The Lincoln Auditorium filled up quickly, leaving still more than 400 people in the halls, waiting to testify and being herded into three overflow rooms to watch the hearing streamed live

Jennafer Mitchell and her children came from Homedale for the hearing. - JESSICA MURRI
  • Jessica Murri
  • Jennafer Mitchell and her children came from Homedale for the hearing.
In all the bustle, Jennafer Mitchell shepherded her three homeschooled children—ages 7, 8 and 10—toward the front of the line. She drove from Homedale to show her opposition for the bill.  

"Our founding fathers faught for this, for us to be able to speak our opinions," Mitchell said. She said businesses shouldn't be forced to do anything against their beliefs.

"This isn't the Civil Rights Movement," she said. "And it has nothing to do with sexuality. Business owners should be able to choose."

When asked if they were having fun at the statehouse on this historic morning, two of her children nodded their heads half-heartedly while the third scrunched up her face and shrugged. "Kind of," she said. "Maybe it's fun."

At the end of the line, stood retired veteran David Heavener, openly frustrated
David Heavener said he's not here to support or oppose gay rights. He's here to support democracy and representative government. - JESSICA MURRI
  • Jessica Murri
  • David Heavener said he's not here to support or oppose gay rights. He's here to support democracy and representative government.
 about the long wait. He said he expected some sort of expedited process for those wanting to testify, versus those just there to watch. 

"Maybe the statehouse didn't plan for this many people to show up," he said. "Or maybe it's not a priority in the state of Idaho to listen to their people."

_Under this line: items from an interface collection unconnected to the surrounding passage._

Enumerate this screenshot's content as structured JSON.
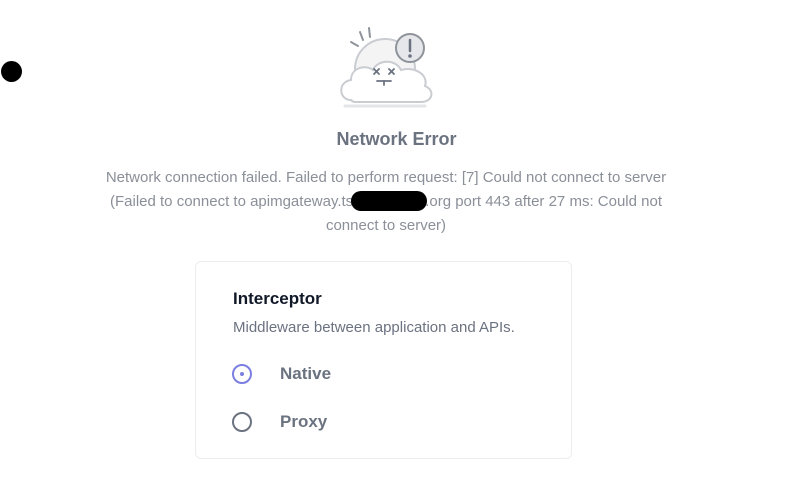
{
  "error": {
    "title": "Network Error",
    "message_part1": "Network connection failed. Failed to perform request: [7] Could not connect to server (Failed to connect to apimgateway.ts",
    "message_part2": ".org port 443 after 27 ms: Could not connect to server)"
  },
  "interceptor": {
    "title": "Interceptor",
    "description": "Middleware between application and APIs.",
    "options": [
      {
        "label": "Native",
        "selected": true
      },
      {
        "label": "Proxy",
        "selected": false
      }
    ]
  },
  "icons": {
    "illustration": "network-error-cloud-icon",
    "radio_checked": "radio-checked-icon",
    "radio_unchecked": "radio-unchecked-icon"
  },
  "colors": {
    "accent": "#7b7fe0",
    "muted_text": "#8a8f98",
    "heading": "#6b7280"
  }
}
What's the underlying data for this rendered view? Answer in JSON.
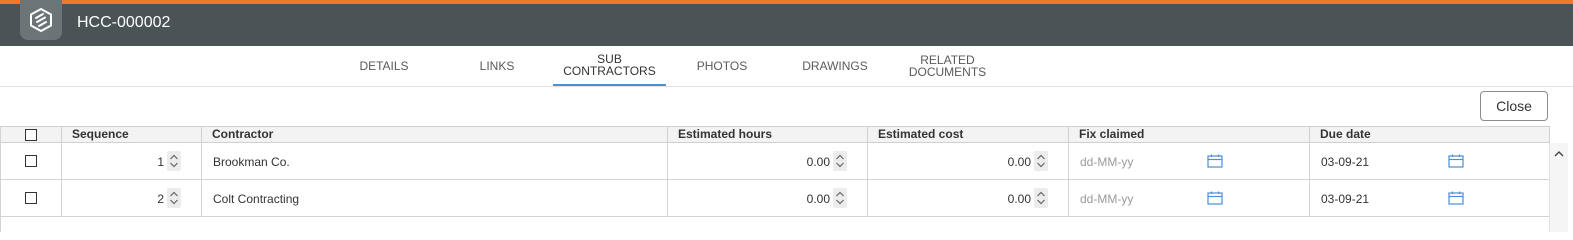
{
  "header": {
    "record_id": "HCC-000002",
    "logo_icon": "app-logo-icon",
    "accent_color": "#f07a2a",
    "bar_color": "#4a5355"
  },
  "tabs": [
    {
      "label_line1": "DETAILS",
      "label_line2": ""
    },
    {
      "label_line1": "LINKS",
      "label_line2": ""
    },
    {
      "label_line1": "SUB",
      "label_line2": "CONTRACTORS"
    },
    {
      "label_line1": "PHOTOS",
      "label_line2": ""
    },
    {
      "label_line1": "DRAWINGS",
      "label_line2": ""
    },
    {
      "label_line1": "RELATED",
      "label_line2": "DOCUMENTS"
    }
  ],
  "active_tab": "SUB CONTRACTORS",
  "actions": {
    "close_label": "Close"
  },
  "table": {
    "columns": [
      "Sequence",
      "Contractor",
      "Estimated hours",
      "Estimated cost",
      "Fix claimed",
      "Due date"
    ],
    "rows": [
      {
        "sequence": "1",
        "contractor": "Brookman Co.",
        "estimated_hours": "0.00",
        "estimated_cost": "0.00",
        "fix_claimed_placeholder": "dd-MM-yy",
        "due_date": "03-09-21"
      },
      {
        "sequence": "2",
        "contractor": "Colt Contracting",
        "estimated_hours": "0.00",
        "estimated_cost": "0.00",
        "fix_claimed_placeholder": "dd-MM-yy",
        "due_date": "03-09-21"
      }
    ]
  }
}
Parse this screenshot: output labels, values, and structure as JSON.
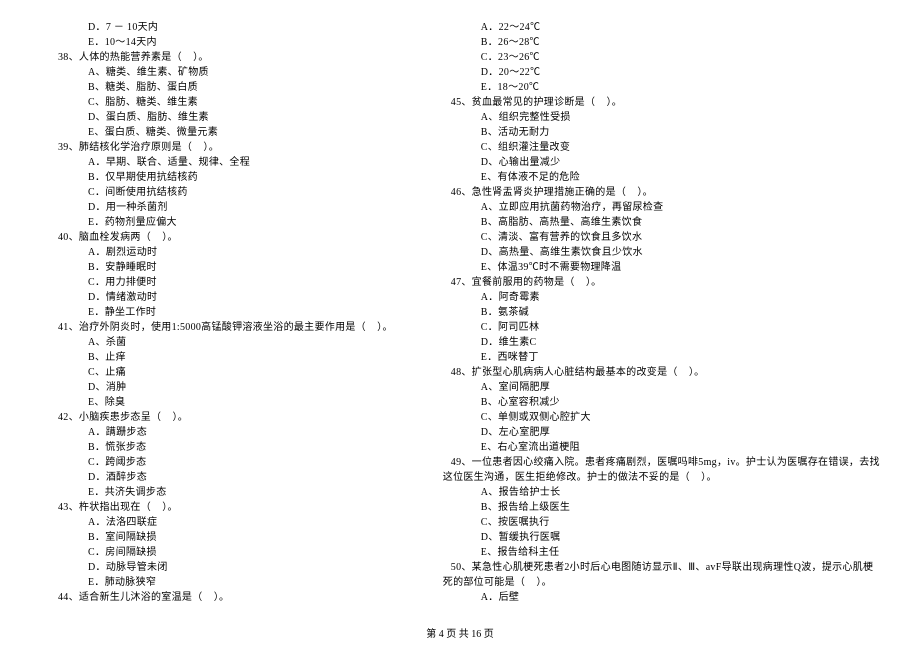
{
  "left_col": [
    {
      "cls": "option",
      "text": "D．7 － 10天内"
    },
    {
      "cls": "option",
      "text": "E．10～14天内"
    },
    {
      "cls": "question",
      "text": "38、人体的热能营养素是（    ）。"
    },
    {
      "cls": "option",
      "text": "A、糖类、维生素、矿物质"
    },
    {
      "cls": "option",
      "text": "B、糖类、脂肪、蛋白质"
    },
    {
      "cls": "option",
      "text": "C、脂肪、糖类、维生素"
    },
    {
      "cls": "option",
      "text": "D、蛋白质、脂肪、维生素"
    },
    {
      "cls": "option",
      "text": "E、蛋白质、糖类、微量元素"
    },
    {
      "cls": "question",
      "text": "39、肺结核化学治疗原则是（    ）。"
    },
    {
      "cls": "option",
      "text": "A．早期、联合、适量、规律、全程"
    },
    {
      "cls": "option",
      "text": "B．仅早期使用抗结核药"
    },
    {
      "cls": "option",
      "text": "C．间断使用抗结核药"
    },
    {
      "cls": "option",
      "text": "D．用一种杀菌剂"
    },
    {
      "cls": "option",
      "text": "E．药物剂量应偏大"
    },
    {
      "cls": "question",
      "text": "40、脑血栓发病两（    ）。"
    },
    {
      "cls": "option",
      "text": "A．剧烈运动时"
    },
    {
      "cls": "option",
      "text": "B．安静睡眠时"
    },
    {
      "cls": "option",
      "text": "C．用力排便时"
    },
    {
      "cls": "option",
      "text": "D．情绪激动时"
    },
    {
      "cls": "option",
      "text": "E．静坐工作时"
    },
    {
      "cls": "question",
      "text": "41、治疗外阴炎时，使用1:5000高锰酸钾溶液坐浴的最主要作用是（    ）。"
    },
    {
      "cls": "option",
      "text": "A、杀菌"
    },
    {
      "cls": "option",
      "text": "B、止痒"
    },
    {
      "cls": "option",
      "text": "C、止痛"
    },
    {
      "cls": "option",
      "text": "D、消肿"
    },
    {
      "cls": "option",
      "text": "E、除臭"
    },
    {
      "cls": "question",
      "text": "42、小脑疾患步态呈（    ）。"
    },
    {
      "cls": "option",
      "text": "A．蹒跚步态"
    },
    {
      "cls": "option",
      "text": "B．慌张步态"
    },
    {
      "cls": "option",
      "text": "C．跨阈步态"
    },
    {
      "cls": "option",
      "text": "D．酒醉步态"
    },
    {
      "cls": "option",
      "text": "E．共济失调步态"
    },
    {
      "cls": "question",
      "text": "43、杵状指出现在（    ）。"
    },
    {
      "cls": "option",
      "text": "A．法洛四联症"
    },
    {
      "cls": "option",
      "text": "B．室间隔缺损"
    },
    {
      "cls": "option",
      "text": "C．房间隔缺损"
    },
    {
      "cls": "option",
      "text": "D．动脉导管未闭"
    },
    {
      "cls": "option",
      "text": "E．肺动脉狭窄"
    },
    {
      "cls": "question",
      "text": "44、适合新生儿沐浴的室温是（    ）。"
    }
  ],
  "right_col": [
    {
      "cls": "option",
      "text": "A．22～24℃"
    },
    {
      "cls": "option",
      "text": "B．26～28℃"
    },
    {
      "cls": "option",
      "text": "C．23～26℃"
    },
    {
      "cls": "option",
      "text": "D．20～22℃"
    },
    {
      "cls": "option",
      "text": "E．18～20℃"
    },
    {
      "cls": "question",
      "text": "45、贫血最常见的护理诊断是（    ）。"
    },
    {
      "cls": "option",
      "text": "A、组织完整性受损"
    },
    {
      "cls": "option",
      "text": "B、活动无耐力"
    },
    {
      "cls": "option",
      "text": "C、组织灌注量改变"
    },
    {
      "cls": "option",
      "text": "D、心输出量减少"
    },
    {
      "cls": "option",
      "text": "E、有体液不足的危险"
    },
    {
      "cls": "question",
      "text": "46、急性肾盂肾炎护理措施正确的是（    ）。"
    },
    {
      "cls": "option",
      "text": "A、立即应用抗菌药物治疗，再留尿检查"
    },
    {
      "cls": "option",
      "text": "B、高脂肪、高热量、高维生素饮食"
    },
    {
      "cls": "option",
      "text": "C、清淡、富有营养的饮食且多饮水"
    },
    {
      "cls": "option",
      "text": "D、高热量、高维生素饮食且少饮水"
    },
    {
      "cls": "option",
      "text": "E、体温39℃时不需要物理降温"
    },
    {
      "cls": "question",
      "text": "47、宜餐前服用的药物是（    ）。"
    },
    {
      "cls": "option",
      "text": "A．阿奇霉素"
    },
    {
      "cls": "option",
      "text": "B．氨茶碱"
    },
    {
      "cls": "option",
      "text": "C．阿司匹林"
    },
    {
      "cls": "option",
      "text": "D．维生素C"
    },
    {
      "cls": "option",
      "text": "E．西咪替丁"
    },
    {
      "cls": "question",
      "text": "48、扩张型心肌病病人心脏结构最基本的改变是（    ）。"
    },
    {
      "cls": "option",
      "text": "A、室间隔肥厚"
    },
    {
      "cls": "option",
      "text": "B、心室容积减少"
    },
    {
      "cls": "option",
      "text": "C、单侧或双侧心腔扩大"
    },
    {
      "cls": "option",
      "text": "D、左心室肥厚"
    },
    {
      "cls": "option",
      "text": "E、右心室流出道梗阻"
    },
    {
      "cls": "question",
      "text": "49、一位患者因心绞痛入院。患者疼痛剧烈，医嘱吗啡5mg，iv。护士认为医嘱存在错误，去找"
    },
    {
      "cls": "continuation",
      "text": "这位医生沟通，医生拒绝修改。护士的做法不妥的是（    ）。"
    },
    {
      "cls": "option",
      "text": "A、报告给护士长"
    },
    {
      "cls": "option",
      "text": "B、报告给上级医生"
    },
    {
      "cls": "option",
      "text": "C、按医嘱执行"
    },
    {
      "cls": "option",
      "text": "D、暂缓执行医嘱"
    },
    {
      "cls": "option",
      "text": "E、报告给科主任"
    },
    {
      "cls": "question",
      "text": "50、某急性心肌梗死患者2小时后心电图随访显示Ⅱ、Ⅲ、avF导联出现病理性Q波，提示心肌梗"
    },
    {
      "cls": "continuation",
      "text": "死的部位可能是（    ）。"
    },
    {
      "cls": "option",
      "text": "A．后壁"
    }
  ],
  "footer": "第 4 页 共 16 页"
}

Heavener said he was not at the hearing to advocate for or oppose gay rights. He pulled out a small sheet of paper to give his testimony a read-through.

"Idaho's digging it's feet in like a bunch of buried potatoes," he said. "The bill to add the words—its time has come to move forward for a vote by the people, not to be stifled in a committee."

As Heavener spoke to Boise Weekly, the hearing was already underway. Those left in the hallway—waiting for their chance to speak before their legislators—couldn't hear a word of what was happening in the hearing or the full overflow rooms. All they could do was wait.

"I'm feeling very isolated from my government right now," Heavener said. "But you are the press and I'm talking to you. Maybe this is another way for me to testify and for my voice to be heard."